Software as a service is generally touted as having no upfront costs, no return on investment worries as it is similar to leasing, 3 to 4-month rapid deployment, and easy exit in the event it doesn’t work. It sounds like a win-win situation; the purchaser has very little risk. The seller has more opportunities as the sales should be easier because of attractive marketing. There are some additional benefits to being a STAKEHOLDER. Ongoing consistency, the longevity of use, comfort, training, with the majority of benefits in the familiarity (A product you know) and synergy of incorporation of your business rules.
About the software
So how can we have both, because even with the entry of ease, there is still substantial risk and an investment of time to deploy? JDi’ s concept of pricing was always low upfront costs. All upgrades, service, and other related support activities are included in the monthly maintenance fee, priced substantially less than all the modules purchased separately. The only upfront costs are a onetime deployment, and contrary to definition deployment is “actual set up” more so than deployment. Of course, there is always the possibility of the data import, which has to be set outside the box since the data import requirement is always a business decision regarding the importance of historical information.
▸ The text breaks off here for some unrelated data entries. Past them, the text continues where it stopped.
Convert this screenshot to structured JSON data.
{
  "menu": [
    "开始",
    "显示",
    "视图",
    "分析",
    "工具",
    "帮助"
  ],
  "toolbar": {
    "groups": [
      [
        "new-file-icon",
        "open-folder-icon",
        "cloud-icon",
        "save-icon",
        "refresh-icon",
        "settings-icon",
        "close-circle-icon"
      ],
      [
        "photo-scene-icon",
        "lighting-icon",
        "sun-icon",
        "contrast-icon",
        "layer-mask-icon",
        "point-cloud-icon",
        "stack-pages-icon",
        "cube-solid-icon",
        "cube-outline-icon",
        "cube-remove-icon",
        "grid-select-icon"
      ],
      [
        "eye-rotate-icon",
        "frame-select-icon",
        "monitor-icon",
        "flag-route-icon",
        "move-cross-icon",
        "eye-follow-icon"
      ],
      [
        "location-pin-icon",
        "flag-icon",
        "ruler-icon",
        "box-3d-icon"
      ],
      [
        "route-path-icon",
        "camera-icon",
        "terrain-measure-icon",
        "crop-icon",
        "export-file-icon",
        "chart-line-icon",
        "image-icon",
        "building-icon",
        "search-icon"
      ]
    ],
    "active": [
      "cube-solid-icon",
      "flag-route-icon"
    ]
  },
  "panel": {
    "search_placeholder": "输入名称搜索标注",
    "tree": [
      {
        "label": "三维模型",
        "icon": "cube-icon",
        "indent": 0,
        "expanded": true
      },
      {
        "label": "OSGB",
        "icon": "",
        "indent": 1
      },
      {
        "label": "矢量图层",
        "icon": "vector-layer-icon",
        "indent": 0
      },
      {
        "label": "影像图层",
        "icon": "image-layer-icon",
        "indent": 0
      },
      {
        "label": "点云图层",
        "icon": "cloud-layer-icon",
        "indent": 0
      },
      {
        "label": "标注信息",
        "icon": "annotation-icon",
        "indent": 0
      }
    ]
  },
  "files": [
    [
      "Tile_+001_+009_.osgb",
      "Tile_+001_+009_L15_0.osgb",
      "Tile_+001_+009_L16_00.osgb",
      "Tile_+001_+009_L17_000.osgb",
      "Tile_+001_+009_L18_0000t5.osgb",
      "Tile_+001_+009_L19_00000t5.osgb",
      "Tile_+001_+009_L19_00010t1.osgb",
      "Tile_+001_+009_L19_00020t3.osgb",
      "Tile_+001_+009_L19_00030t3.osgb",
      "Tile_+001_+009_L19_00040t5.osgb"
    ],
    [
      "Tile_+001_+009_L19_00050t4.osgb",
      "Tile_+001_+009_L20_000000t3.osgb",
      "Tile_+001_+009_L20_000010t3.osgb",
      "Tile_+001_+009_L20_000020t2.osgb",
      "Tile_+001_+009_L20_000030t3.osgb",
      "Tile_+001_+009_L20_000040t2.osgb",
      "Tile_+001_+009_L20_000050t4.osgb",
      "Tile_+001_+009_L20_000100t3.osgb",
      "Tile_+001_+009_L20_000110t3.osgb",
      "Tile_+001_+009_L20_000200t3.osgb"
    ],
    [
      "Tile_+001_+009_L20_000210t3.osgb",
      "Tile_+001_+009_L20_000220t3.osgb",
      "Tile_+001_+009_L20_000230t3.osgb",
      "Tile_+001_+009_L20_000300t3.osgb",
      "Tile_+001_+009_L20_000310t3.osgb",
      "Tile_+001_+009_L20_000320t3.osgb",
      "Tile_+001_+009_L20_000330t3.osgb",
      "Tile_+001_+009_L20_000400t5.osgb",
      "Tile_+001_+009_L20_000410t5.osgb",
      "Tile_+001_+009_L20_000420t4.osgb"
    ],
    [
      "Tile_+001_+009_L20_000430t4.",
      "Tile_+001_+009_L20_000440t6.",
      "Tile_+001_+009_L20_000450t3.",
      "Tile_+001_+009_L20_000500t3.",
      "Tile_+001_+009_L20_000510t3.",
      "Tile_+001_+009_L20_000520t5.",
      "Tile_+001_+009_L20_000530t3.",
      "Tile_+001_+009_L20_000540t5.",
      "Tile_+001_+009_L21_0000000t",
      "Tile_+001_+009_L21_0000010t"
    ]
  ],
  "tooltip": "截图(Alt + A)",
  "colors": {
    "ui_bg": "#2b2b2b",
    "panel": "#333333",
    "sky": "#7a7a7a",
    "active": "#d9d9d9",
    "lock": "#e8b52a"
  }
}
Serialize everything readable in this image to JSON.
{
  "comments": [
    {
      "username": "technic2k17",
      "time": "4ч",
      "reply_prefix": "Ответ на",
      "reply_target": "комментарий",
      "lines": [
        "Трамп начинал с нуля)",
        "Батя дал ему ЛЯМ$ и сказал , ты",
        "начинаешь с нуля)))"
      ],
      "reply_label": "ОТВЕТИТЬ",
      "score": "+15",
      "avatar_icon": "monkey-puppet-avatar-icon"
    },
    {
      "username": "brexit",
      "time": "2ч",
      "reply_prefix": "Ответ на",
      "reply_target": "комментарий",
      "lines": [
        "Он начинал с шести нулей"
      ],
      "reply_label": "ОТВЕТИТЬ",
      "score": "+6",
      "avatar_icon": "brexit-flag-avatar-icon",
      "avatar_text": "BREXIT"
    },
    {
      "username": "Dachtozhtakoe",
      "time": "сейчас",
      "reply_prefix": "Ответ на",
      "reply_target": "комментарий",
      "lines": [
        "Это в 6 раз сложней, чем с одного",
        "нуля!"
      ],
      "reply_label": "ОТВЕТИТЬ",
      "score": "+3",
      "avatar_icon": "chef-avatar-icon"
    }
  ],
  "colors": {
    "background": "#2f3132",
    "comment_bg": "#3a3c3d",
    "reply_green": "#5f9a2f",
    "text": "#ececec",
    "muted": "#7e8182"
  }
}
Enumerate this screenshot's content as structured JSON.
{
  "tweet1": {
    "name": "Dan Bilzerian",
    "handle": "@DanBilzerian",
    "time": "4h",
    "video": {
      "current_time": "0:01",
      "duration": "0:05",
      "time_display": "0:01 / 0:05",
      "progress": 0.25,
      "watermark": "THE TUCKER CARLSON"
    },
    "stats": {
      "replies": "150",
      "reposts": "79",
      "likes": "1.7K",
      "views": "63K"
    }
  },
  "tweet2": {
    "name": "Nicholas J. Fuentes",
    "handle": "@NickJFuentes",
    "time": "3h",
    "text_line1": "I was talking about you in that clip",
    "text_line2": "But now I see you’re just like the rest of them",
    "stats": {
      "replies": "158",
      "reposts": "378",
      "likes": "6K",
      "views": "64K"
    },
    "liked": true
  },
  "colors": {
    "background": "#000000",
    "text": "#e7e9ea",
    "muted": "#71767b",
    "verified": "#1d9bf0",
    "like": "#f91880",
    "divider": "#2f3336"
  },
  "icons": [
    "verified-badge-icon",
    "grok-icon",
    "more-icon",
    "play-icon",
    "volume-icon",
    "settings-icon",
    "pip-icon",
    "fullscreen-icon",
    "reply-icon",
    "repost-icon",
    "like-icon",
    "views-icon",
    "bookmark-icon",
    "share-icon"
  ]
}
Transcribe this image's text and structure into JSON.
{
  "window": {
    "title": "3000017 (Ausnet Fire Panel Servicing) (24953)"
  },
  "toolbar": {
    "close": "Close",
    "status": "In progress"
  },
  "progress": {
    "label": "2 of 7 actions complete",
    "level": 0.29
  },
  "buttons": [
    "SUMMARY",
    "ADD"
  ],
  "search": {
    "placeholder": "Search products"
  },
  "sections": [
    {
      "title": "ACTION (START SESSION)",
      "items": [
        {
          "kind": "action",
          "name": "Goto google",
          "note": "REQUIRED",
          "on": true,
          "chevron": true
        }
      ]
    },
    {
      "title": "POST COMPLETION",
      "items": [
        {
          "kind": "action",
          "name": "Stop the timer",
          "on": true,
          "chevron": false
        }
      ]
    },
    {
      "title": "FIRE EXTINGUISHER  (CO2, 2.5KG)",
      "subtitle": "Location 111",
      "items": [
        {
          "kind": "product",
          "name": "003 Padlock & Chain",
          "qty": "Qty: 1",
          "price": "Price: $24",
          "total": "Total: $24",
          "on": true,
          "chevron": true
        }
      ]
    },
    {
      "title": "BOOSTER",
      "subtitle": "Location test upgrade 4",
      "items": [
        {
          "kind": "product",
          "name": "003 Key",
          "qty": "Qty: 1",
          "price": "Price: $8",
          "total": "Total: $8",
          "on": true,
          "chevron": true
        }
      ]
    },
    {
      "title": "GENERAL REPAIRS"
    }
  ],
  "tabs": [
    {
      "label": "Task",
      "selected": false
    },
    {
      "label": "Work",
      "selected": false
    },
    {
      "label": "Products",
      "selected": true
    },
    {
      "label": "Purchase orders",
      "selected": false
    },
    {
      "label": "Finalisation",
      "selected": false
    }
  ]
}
Depending on the system most upfront costs are several hundred thousand dollars, with a substantial maintenance fee behind that for upgrades, new modules, and other related items. Software as a service, which is closely related to leasing eliminates all those upfronts costs, stays competitive by offering enhancements required to comply with changing marketplace requirements, Offers upgrades based on technological advances in programming, and has a reasonable monthly service fee. Providing the vendor credibility is good, this is worthy of consideration. This is actually an on-demand relationship and forces vendor creativity to maintain competitiveness. Further, the client is protected from this software becoming obsolete, with no consideration for ROI and the potential for staying on the cutting edge if the claims manager software selection was a good one to start with.
Risks to consider
Of course, there are risks, which should be considered since software as a service is really in its infancy, which means it’s not mature, the learning curve is constantly changing, but the good news is there’s no lock into a long term legacy system that does not provide the desired result. JDi recommends making the time investment and researching what might be available, as it is undoubtedly worth the effort. The possibility exists that it will not be for you, but you’ll have the comfort level of knowing you are considering alternative business methodology giving your decision considerably more merit than following the pack.
As a prudent software vendor, every sales call is a consulting call with a true desire to help the client as well as benefit from the client’s experiences and needs. Contact and communication always rule which is why the opportunity is a welcome challenge to learning. The investment decision is, to spend lots of money on advertising? or research and development, understanding the market place and speculative brainstorming with potential clients, all of which produce variable results.